● Exercise details:
Please print the records below exactly as they are.

━━━━━━━━

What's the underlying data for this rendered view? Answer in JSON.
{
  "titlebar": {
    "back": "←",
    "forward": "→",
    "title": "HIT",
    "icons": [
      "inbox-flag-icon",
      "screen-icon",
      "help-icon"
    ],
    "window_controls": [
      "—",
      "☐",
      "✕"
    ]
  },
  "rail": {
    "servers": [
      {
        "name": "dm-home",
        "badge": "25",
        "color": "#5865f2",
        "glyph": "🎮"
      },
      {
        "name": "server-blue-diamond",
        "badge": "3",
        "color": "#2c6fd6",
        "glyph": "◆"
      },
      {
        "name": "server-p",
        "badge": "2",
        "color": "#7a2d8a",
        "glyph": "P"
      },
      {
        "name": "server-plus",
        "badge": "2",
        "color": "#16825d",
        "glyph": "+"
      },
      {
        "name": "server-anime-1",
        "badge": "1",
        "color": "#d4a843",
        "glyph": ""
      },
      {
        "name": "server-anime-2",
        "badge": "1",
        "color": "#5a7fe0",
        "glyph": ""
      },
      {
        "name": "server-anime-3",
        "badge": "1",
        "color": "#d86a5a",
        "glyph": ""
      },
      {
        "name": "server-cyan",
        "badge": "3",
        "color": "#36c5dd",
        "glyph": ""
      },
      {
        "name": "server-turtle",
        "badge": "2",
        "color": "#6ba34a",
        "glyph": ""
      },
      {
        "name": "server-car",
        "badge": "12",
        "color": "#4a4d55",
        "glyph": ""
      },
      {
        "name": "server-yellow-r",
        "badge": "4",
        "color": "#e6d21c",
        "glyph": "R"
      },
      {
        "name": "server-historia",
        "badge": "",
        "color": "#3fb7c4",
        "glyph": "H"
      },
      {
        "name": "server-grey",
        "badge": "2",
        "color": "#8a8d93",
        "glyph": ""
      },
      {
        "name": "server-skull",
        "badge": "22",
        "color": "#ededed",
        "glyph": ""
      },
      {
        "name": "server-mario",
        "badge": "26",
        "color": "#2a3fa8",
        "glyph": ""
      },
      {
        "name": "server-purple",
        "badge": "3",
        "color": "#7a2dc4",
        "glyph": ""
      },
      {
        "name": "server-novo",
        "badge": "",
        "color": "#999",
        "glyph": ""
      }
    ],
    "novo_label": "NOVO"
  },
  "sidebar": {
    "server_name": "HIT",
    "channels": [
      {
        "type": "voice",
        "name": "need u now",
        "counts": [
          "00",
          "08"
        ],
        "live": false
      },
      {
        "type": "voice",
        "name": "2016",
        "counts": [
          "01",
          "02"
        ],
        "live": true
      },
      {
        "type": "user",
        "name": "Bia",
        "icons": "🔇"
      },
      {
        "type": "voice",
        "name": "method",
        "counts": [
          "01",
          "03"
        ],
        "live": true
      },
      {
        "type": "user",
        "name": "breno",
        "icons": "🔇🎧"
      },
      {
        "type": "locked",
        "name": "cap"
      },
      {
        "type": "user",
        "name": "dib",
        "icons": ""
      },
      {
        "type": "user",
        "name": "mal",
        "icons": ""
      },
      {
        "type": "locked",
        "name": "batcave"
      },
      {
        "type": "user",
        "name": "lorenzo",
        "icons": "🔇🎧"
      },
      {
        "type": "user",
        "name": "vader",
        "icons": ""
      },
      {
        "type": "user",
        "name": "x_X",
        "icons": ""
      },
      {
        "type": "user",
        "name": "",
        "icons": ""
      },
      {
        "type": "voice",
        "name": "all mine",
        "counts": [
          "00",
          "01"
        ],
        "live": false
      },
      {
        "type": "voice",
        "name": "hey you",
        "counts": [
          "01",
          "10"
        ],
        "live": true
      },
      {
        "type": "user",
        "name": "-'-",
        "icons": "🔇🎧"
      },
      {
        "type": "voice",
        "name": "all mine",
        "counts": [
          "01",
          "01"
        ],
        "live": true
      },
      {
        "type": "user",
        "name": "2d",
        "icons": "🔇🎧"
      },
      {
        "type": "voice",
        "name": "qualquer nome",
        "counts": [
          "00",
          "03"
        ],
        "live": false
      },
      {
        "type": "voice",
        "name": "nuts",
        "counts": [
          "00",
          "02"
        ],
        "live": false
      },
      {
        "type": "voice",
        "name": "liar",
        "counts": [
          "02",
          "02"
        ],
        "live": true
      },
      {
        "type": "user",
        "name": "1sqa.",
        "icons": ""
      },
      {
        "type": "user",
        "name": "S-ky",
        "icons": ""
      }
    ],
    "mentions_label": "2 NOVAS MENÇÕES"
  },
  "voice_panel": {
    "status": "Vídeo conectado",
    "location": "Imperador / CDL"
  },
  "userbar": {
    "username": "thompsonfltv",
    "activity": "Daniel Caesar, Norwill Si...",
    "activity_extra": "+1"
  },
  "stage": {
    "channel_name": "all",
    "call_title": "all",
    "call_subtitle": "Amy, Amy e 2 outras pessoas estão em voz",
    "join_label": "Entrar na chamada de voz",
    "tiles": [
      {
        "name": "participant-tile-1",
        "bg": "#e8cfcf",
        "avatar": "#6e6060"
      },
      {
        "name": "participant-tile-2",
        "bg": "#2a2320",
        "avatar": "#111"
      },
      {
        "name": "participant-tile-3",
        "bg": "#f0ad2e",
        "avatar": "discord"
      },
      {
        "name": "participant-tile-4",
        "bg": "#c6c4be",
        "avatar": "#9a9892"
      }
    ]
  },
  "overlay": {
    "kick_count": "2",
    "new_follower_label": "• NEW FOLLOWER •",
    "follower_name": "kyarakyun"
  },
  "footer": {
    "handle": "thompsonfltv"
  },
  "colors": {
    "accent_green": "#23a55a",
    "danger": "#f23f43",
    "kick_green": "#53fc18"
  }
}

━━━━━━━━

● Solution to the exercise:
What's the underlying data for this rendered view? Answer in JSON.
{
  "titlebar": {
    "back": "←",
    "forward": "→",
    "title": "HIT",
    "icons": [
      "inbox-flag-icon",
      "screen-icon",
      "help-icon"
    ],
    "window_controls": [
      "—",
      "☐",
      "✕"
    ]
  },
  "rail": {
    "servers": [
      {
        "name": "dm-home",
        "badge": "25",
        "color": "#5865f2",
        "glyph": "🎮"
      },
      {
        "name": "server-blue-diamond",
        "badge": "3",
        "color": "#2c6fd6",
        "glyph": "◆"
      },
      {
        "name": "server-p",
        "badge": "2",
        "color": "#7a2d8a",
        "glyph": "P"
      },
      {
        "name": "server-plus",
        "badge": "2",
        "color": "#16825d",
        "glyph": "+"
      },
      {
        "name": "server-anime-1",
        "badge": "1",
        "color": "#d4a843",
        "glyph": ""
      },
      {
        "name": "server-anime-2",
        "badge": "1",
        "color": "#5a7fe0",
        "glyph": ""
      },
      {
        "name": "server-anime-3",
        "badge": "1",
        "color": "#d86a5a",
        "glyph": ""
      },
      {
        "name": "server-cyan",
        "badge": "3",
        "color": "#36c5dd",
        "glyph": ""
      },
      {
        "name": "server-turtle",
        "badge": "2",
        "color": "#6ba34a",
        "glyph": ""
      },
      {
        "name": "server-car",
        "badge": "12",
        "color": "#4a4d55",
        "glyph": ""
      },
      {
        "name": "server-yellow-r",
        "badge": "4",
        "color": "#e6d21c",
        "glyph": "R"
      },
      {
        "name": "server-historia",
        "badge": "",
        "color": "#3fb7c4",
        "glyph": "H"
      },
      {
        "name": "server-grey",
        "badge": "2",
        "color": "#8a8d93",
        "glyph": ""
      },
      {
        "name": "server-skull",
        "badge": "22",
        "color": "#ededed",
        "glyph": ""
      },
      {
        "name": "server-mario",
        "badge": "26",
        "color": "#2a3fa8",
        "glyph": ""
      },
      {
        "name": "server-purple",
        "badge": "3",
        "color": "#7a2dc4",
        "glyph": ""
      },
      {
        "name": "server-novo",
        "badge": "",
        "color": "#999",
        "glyph": ""
      }
    ],
    "novo_label": "NOVO"
  },
  "sidebar": {
    "server_name": "HIT",
    "channels": [
      {
        "type": "voice",
        "name": "need u now",
        "counts": [
          "00",
          "08"
        ],
        "live": false
      },
      {
        "type": "voice",
        "name": "2016",
        "counts": [
          "01",
          "02"
        ],
        "live": true
      },
      {
        "type": "user",
        "name": "Bia",
        "icons": "🔇"
      },
      {
        "type": "voice",
        "name": "method",
        "counts": [
          "01",
          "03"
        ],
        "live": true
      },
      {
        "type": "user",
        "name": "breno",
        "icons": "🔇🎧"
      },
      {
        "type": "locked",
        "name": "cap"
      },
      {
        "type": "user",
        "name": "dib",
        "icons": ""
      },
      {
        "type": "user",
        "name": "mal",
        "icons": ""
      },
      {
        "type": "locked",
        "name": "batcave"
      },
      {
        "type": "user",
        "name": "lorenzo",
        "icons": "🔇🎧"
      },
      {
        "type": "user",
        "name": "vader",
        "icons": ""
      },
      {
        "type": "user",
        "name": "x_X",
        "icons": ""
      },
      {
        "type": "user",
        "name": "",
        "icons": ""
      },
      {
        "type": "voice",
        "name": "all mine",
        "counts": [
          "00",
          "01"
        ],
        "live": false
      },
      {
        "type": "voice",
        "name": "hey you",
        "counts": [
          "01",
          "10"
        ],
        "live": true
      },
      {
        "type": "user",
        "name": "-'-",
        "icons": "🔇🎧"
      },
      {
        "type": "voice",
        "name": "all mine",
        "counts": [
          "01",
          "01"
        ],
        "live": true
      },
      {
        "type": "user",
        "name": "2d",
        "icons": "🔇🎧"
      },
      {
        "type": "voice",
        "name": "qualquer nome",
        "counts": [
          "00",
          "03"
        ],
        "live": false
      },
      {
        "type": "voice",
        "name": "nuts",
        "counts": [
          "00",
          "02"
        ],
        "live": false
      },
      {
        "type": "voice",
        "name": "liar",
        "counts": [
          "02",
          "02"
        ],
        "live": true
      },
      {
        "type": "user",
        "name": "1sqa.",
        "icons": ""
      },
      {
        "type": "user",
        "name": "S-ky",
        "icons": ""
      }
    ],
    "mentions_label": "2 NOVAS MENÇÕES"
  },
  "voice_panel": {
    "status": "Vídeo conectado",
    "location": "Imperador / CDL"
  },
  "userbar": {
    "username": "thompsonfltv",
    "activity": "Daniel Caesar, Norwill Si...",
    "activity_extra": "+1"
  },
  "stage": {
    "channel_name": "all",
    "call_title": "all",
    "call_subtitle": "Amy, Amy e 2 outras pessoas estão em voz",
    "join_label": "Entrar na chamada de voz",
    "tiles": [
      {
        "name": "participant-tile-1",
        "bg": "#e8cfcf",
        "avatar": "#6e6060"
      },
      {
        "name": "participant-tile-2",
        "bg": "#2a2320",
        "avatar": "#111"
      },
      {
        "name": "participant-tile-3",
        "bg": "#f0ad2e",
        "avatar": "discord"
      },
      {
        "name": "participant-tile-4",
        "bg": "#c6c4be",
        "avatar": "#9a9892"
      }
    ]
  },
  "overlay": {
    "kick_count": "2",
    "new_follower_label": "• NEW FOLLOWER •",
    "follower_name": "kyarakyun"
  },
  "footer": {
    "handle": "thompsonfltv"
  },
  "colors": {
    "accent_green": "#23a55a",
    "danger": "#f23f43",
    "kick_green": "#53fc18"
  }
}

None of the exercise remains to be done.